Close Close

Retirement Planning > Saving for Retirement

Senate Bill Would Help Workers Pay Off Student Loans While Saving for Retirement

Your article was successfully shared with the contacts you provided.

Senate Finance Committee Ranking Member Ron Wyden, D-Ore., introduced legislation Tuesday to allow employers to make “matching” contributions to 401(k), 403(b) and SIMPLE retirement plans while employees continue to pay their student loans.

The Retirement Parity for Student Loans Act would enable employers to voluntary allow recent higher-education graduates to pay their student loans while receiving employer matching retirement plan contributions. Employers would attribute the student loan payments as salary reduction contributions made to the retirement plan.

A description of the bill states that the rate of matching for student loans and for salary reduction contributions must be the same.

For instance, if a 401(k) plan provides a 100% matching contribution on the first 5% of salary reduction contributions made by a worker, then a 100% matching contribution must be made for student loan repayments equal to 5% of the worker’s pay.

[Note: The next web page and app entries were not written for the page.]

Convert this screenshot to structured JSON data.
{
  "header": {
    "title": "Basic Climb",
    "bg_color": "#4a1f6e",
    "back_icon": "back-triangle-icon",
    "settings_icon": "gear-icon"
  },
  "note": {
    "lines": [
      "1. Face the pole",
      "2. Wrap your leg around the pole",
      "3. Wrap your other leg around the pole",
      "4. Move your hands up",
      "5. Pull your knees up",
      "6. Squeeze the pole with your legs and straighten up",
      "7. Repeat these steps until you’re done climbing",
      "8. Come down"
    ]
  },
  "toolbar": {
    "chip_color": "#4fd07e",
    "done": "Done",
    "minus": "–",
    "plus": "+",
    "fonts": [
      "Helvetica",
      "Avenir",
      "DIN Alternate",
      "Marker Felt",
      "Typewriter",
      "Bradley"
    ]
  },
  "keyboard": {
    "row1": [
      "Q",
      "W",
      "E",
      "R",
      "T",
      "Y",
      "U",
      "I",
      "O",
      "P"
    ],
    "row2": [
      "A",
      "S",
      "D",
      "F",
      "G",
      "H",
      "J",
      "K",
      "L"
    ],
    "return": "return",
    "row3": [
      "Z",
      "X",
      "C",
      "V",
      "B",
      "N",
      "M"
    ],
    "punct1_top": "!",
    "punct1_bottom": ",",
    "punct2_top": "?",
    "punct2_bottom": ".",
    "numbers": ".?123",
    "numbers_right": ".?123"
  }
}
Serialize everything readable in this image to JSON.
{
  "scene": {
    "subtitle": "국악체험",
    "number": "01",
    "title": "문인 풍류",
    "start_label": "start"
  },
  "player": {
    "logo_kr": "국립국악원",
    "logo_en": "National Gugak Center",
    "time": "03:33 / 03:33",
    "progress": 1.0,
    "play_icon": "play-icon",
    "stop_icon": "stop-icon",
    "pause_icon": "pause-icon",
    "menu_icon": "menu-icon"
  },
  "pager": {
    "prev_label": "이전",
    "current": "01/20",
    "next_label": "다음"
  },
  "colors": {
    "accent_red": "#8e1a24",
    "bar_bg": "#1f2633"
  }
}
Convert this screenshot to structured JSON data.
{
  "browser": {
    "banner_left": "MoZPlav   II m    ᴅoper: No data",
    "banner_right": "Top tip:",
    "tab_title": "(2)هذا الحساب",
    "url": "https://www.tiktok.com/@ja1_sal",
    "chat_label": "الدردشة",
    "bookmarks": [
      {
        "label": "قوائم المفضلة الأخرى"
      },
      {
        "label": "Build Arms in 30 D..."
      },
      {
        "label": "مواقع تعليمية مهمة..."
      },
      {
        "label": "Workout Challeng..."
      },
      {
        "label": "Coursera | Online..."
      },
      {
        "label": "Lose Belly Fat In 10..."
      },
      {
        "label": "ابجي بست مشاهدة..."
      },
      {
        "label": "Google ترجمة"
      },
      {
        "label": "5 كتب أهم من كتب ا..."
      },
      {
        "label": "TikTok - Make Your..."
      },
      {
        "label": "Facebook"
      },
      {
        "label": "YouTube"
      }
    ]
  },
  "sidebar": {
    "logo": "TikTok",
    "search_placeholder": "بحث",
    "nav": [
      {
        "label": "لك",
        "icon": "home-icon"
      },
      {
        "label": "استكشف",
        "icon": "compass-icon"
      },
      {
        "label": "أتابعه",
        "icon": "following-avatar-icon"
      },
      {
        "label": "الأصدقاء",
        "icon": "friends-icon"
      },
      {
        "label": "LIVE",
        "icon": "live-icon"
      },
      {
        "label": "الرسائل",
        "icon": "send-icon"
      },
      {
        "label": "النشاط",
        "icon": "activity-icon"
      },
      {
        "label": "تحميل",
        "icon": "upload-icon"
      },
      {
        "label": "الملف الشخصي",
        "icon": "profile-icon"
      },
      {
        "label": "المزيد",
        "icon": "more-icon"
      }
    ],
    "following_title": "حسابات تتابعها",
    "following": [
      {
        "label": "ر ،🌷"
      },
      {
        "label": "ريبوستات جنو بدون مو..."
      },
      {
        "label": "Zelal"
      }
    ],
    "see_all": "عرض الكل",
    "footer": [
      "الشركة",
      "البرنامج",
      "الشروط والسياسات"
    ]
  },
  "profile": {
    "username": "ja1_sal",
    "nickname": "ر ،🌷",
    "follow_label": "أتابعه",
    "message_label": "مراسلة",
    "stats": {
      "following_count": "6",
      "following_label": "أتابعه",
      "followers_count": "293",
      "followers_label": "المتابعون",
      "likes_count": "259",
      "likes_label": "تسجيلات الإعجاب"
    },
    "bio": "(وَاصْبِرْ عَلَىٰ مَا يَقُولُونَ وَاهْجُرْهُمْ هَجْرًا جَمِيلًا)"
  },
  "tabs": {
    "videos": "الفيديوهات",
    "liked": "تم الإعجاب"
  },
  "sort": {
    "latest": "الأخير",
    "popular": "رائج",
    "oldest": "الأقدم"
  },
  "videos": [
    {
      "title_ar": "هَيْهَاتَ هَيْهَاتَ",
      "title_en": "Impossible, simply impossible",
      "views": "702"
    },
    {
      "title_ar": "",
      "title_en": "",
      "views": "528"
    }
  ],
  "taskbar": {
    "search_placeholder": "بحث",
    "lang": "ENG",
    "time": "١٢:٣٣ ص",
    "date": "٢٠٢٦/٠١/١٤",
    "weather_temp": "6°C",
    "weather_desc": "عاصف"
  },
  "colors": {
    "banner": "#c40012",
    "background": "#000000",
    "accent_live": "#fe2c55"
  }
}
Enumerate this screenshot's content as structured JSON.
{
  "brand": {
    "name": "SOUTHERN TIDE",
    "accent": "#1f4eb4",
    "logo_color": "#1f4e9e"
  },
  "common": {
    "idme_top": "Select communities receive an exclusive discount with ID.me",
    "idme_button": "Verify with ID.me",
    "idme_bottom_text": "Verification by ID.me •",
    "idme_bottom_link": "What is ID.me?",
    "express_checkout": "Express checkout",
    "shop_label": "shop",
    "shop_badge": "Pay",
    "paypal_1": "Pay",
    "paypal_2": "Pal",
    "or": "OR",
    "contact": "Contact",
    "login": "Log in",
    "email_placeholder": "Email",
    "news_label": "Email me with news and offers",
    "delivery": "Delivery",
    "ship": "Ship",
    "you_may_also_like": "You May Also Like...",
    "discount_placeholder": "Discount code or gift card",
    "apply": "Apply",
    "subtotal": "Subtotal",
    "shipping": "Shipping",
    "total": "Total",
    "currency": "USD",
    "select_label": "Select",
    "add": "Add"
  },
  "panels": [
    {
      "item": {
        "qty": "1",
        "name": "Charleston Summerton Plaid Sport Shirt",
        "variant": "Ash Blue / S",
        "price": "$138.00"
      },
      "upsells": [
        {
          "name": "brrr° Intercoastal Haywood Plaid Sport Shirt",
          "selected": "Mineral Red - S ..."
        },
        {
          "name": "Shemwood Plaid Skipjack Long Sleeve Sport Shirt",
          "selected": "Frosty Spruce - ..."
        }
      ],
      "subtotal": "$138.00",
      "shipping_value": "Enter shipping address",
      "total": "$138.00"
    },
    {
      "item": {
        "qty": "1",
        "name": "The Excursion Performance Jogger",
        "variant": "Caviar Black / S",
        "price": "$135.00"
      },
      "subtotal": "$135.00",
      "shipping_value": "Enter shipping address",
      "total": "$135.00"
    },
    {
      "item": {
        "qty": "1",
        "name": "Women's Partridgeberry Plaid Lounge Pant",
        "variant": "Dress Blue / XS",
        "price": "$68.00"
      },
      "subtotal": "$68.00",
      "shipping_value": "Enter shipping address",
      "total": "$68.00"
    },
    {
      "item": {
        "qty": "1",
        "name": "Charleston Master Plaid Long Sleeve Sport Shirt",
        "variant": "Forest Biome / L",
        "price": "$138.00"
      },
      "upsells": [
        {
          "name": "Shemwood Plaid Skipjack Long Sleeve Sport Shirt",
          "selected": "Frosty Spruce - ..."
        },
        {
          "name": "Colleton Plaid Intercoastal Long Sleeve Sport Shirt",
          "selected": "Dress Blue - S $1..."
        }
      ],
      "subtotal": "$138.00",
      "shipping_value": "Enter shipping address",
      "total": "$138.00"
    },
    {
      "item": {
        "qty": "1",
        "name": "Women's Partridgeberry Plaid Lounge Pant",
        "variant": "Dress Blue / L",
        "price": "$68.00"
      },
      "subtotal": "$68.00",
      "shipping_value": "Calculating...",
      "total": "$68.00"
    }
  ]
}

“Special rules apply if a worker makes both salary reduction contributions and student loan repayments,” the bill descriptor states. “Under those rules, student loan repayments are only taken into account to the extent that the worker has not made the maximum annual contribution to the retirement plan — for example, the annual maximum contribution limit per worker is generally $19,000 for 2019.”

Wyden said in introducing the bill that “millions of new college grads are buried under tens of thousands of dollars in student loan debt. Paying down student loans shouldn’t mean employees lose out on the opportunity to save for the future. Tax incentives for retirement savings must be designed to help workers build a nest egg, and that’s exactly what my legislation does.”

Wyden cited Employee Benefit Research Institute data showing that households headed by a person 35 or younger with a college degree and no student loan debt reported median defined contribution account balances of $20,000 — compared with $13,000 for similar families with student loan debt.

Wyden said he introduced his bill in preparation for next year when the 116th Congress is expected to have “broader conversations” on how to improve retirement policies.

— Check out House, Senate Votes on Retirement Bills Anticipated by Industry Officials on ThinkAdvisor.


© 2024 ALM Global, LLC, All Rights Reserved. Request academic re-use from All other uses, submit a request to [email protected]. For more information visit Asset & Logo Licensing.